The carbon tax came into effect in Saskatchewan on April 1, and it’s expected to have a considerable impact on the people of the province.
The federal government has imposed the carbon tax on Saskatchewan and three other provinces – Manitoba, Ontario and New Brunswick – that it says do not have suitable carbon pricing solutions.
It starts at $20 per tonne of greenhouse gas emissions (GHG) this year, and will increase each year until it hits $50 per tonne of GHG emissions in 2022.
While the provincial government is challenging the constitutional validity of the federal government’s move, that didn’t stop the tax from being imposed.
Data from the federal government projects the average Saskatchewan household will pay $403 more through the carbon tax this year, and that number will increase to $946 in 2022.
The government is offering rebates to those affected by the tax, starting at $598 in Saskatchewan this year and increasing to $1,419 in 2022.
Todd MacKay, who is the Prairie director for the Canadian Taxpayers Federation, said at one time Saskatchewan was fighting a lonely battle on the issue. There weren’t many people standing up to the feds on the issue.
“A lot of times it felt like it was the Canadian Taxpayers Federation and (former) premier Brad Wall, and that was about it,” said MacKay.
But the more they have talked about it, the more he says people realize the carbon tax isn’t going to work.
MacKay said the CTF has sent out petitions, spoken to the media and tried other efforts to apply pressure on the federal government to back off on the tax plan.
He was hopeful the federal government would repeal the carbon tax after the Progressive Conservatives won the provincial election in Ontario and promptly dropped the province’s cap-and-trade system, but that hasn’t happened.
MacKay says he remains optimistic that the carbon tax will eventually be repealed.
“Politicians work for the people. It’s not the other way around. People across the country are increasingly opposed to a carbon tax. We feel pretty confident that we can push it back. It’s going to be a long, hard fight, and that fight certainly isn’t over yet, but we can fight the carbon tax.”
In B.C., he pointed out that vehicle emissions have continued to go up, even though the carbon tax has been in place for a decade.

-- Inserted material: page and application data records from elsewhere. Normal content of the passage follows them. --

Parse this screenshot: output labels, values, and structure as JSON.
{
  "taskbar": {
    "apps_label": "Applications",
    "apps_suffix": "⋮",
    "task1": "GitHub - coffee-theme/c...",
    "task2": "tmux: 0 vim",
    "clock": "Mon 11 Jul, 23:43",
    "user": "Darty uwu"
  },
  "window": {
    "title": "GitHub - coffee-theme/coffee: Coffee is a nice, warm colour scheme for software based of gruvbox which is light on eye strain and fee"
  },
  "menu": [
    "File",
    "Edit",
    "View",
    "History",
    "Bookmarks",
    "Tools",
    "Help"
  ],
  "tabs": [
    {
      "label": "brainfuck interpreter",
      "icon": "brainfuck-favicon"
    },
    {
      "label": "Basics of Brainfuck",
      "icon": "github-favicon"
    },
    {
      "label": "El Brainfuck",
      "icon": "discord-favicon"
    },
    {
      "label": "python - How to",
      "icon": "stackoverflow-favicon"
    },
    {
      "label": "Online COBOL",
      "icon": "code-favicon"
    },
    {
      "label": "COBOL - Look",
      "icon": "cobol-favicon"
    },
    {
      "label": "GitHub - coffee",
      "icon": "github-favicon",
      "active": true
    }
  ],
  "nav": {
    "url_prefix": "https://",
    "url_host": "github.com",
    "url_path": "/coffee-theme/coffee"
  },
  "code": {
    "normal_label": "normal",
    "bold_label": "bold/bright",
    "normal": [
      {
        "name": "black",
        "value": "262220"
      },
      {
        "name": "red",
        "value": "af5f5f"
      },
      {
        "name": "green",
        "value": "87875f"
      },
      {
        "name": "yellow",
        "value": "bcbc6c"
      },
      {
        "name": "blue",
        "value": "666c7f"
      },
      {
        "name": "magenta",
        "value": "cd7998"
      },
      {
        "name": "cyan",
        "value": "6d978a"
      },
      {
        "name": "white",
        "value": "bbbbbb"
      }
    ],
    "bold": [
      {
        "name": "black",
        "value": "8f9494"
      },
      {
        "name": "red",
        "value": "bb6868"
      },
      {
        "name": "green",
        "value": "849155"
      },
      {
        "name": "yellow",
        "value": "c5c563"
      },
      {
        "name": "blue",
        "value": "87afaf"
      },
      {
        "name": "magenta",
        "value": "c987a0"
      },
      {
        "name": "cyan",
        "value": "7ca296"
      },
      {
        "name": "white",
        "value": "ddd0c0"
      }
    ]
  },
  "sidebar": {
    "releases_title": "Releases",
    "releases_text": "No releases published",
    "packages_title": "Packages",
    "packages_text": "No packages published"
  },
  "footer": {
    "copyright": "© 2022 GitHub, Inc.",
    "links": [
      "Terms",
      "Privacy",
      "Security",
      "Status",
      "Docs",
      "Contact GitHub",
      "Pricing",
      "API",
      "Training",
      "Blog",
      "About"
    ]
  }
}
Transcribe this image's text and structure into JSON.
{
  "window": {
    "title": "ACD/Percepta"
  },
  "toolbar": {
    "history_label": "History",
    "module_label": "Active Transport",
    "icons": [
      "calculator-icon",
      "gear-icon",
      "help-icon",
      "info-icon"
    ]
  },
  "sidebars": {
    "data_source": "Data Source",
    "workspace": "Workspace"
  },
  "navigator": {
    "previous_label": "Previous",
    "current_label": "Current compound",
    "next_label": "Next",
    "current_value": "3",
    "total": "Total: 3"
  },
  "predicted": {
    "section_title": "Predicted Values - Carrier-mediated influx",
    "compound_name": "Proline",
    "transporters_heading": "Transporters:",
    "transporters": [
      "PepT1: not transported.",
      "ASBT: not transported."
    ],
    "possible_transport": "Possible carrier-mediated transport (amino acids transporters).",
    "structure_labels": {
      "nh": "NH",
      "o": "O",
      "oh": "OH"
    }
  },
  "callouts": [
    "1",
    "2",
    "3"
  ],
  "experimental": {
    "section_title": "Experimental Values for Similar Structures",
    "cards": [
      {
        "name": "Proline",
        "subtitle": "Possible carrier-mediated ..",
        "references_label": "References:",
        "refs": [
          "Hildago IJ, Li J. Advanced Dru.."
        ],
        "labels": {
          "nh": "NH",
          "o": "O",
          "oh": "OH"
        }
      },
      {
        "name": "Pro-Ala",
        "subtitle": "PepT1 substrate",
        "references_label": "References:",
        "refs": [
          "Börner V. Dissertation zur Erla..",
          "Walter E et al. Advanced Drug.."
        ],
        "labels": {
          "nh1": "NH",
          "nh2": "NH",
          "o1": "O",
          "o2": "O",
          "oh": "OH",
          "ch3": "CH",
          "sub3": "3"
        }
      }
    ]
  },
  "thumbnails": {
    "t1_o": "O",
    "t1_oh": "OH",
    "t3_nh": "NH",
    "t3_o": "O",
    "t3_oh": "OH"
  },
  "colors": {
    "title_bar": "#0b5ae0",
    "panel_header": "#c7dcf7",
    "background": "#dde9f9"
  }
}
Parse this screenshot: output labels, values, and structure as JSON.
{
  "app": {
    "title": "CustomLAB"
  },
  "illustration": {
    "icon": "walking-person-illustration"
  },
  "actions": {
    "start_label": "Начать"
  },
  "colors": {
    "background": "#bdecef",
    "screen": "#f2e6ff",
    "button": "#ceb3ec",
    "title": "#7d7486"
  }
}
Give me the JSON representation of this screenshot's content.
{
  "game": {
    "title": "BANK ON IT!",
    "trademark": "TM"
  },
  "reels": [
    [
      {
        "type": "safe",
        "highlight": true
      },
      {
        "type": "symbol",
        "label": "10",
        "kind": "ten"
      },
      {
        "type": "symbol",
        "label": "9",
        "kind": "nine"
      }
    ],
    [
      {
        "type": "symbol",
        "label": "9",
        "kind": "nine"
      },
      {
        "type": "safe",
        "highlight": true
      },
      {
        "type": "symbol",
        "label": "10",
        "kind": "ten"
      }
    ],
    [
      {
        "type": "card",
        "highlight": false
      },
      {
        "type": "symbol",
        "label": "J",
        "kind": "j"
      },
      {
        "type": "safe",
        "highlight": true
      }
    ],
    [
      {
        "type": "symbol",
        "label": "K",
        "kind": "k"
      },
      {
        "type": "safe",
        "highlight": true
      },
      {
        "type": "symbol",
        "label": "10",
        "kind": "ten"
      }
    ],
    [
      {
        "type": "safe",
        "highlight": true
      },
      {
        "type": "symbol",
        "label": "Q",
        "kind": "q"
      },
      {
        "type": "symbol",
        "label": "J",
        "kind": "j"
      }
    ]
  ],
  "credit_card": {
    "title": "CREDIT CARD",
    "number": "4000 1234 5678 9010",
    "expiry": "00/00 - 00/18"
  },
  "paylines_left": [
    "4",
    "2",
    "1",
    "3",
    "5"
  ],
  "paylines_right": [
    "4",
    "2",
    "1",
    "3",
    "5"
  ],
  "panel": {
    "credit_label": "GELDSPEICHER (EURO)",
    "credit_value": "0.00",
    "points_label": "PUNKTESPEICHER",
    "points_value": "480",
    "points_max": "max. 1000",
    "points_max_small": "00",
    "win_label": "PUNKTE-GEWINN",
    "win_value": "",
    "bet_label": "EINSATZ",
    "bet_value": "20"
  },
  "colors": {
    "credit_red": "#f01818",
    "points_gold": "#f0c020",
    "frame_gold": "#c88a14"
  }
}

“British Columbians have spent hundreds of millions of dollars on a carbon tax, and yet emissions continue to go up. That’s a bad deal on both ends,” said MacKay.
The most obvious area where people will notice a difference is at the gas pump, he said. Prices are expected to increase four cents per litre for gasoline and six cents per litre for diesel. But people will also notice it on natural gas bills.
Indirect costs will include groceries.
“All of the groceries in the grocery store got there because somebody put them on a truck and drove them to the grocery store. Those prices are going to go up.”
As for an alternative to the carbon tax, MacKay cited the work of Canadian farmers to reduce carbon emissions. He noted Canadian farmers are producing more food than ever before, without increasing emissions.
“Technological development, research and development, those are areas that can make a real difference, because when we get better at doing things more efficiently here in Canada, those technologies can be transferred across the country and around the world,” said MacKay.
The provincial government says one example of the impact of the carbon tax was when SaskEnergy’s commodity rate was lowered from $3.65/gigajoule (GJ) to $2.575/GJ, the lowest rate in 20 years.
They pointed out customers would normally expect estimated annual savings of $90 per average residential customer. However, starting April 1, SaskEnergy is also required to begin collecting the federal carbon tax, which will eliminate the anticipated savings from SaskEnergy’s rate changes and result in a $109 average increase this year, with a further $54 annual increase each of the following three years. SaskEnergy will not collect the provincial sales tax on the carbon tax.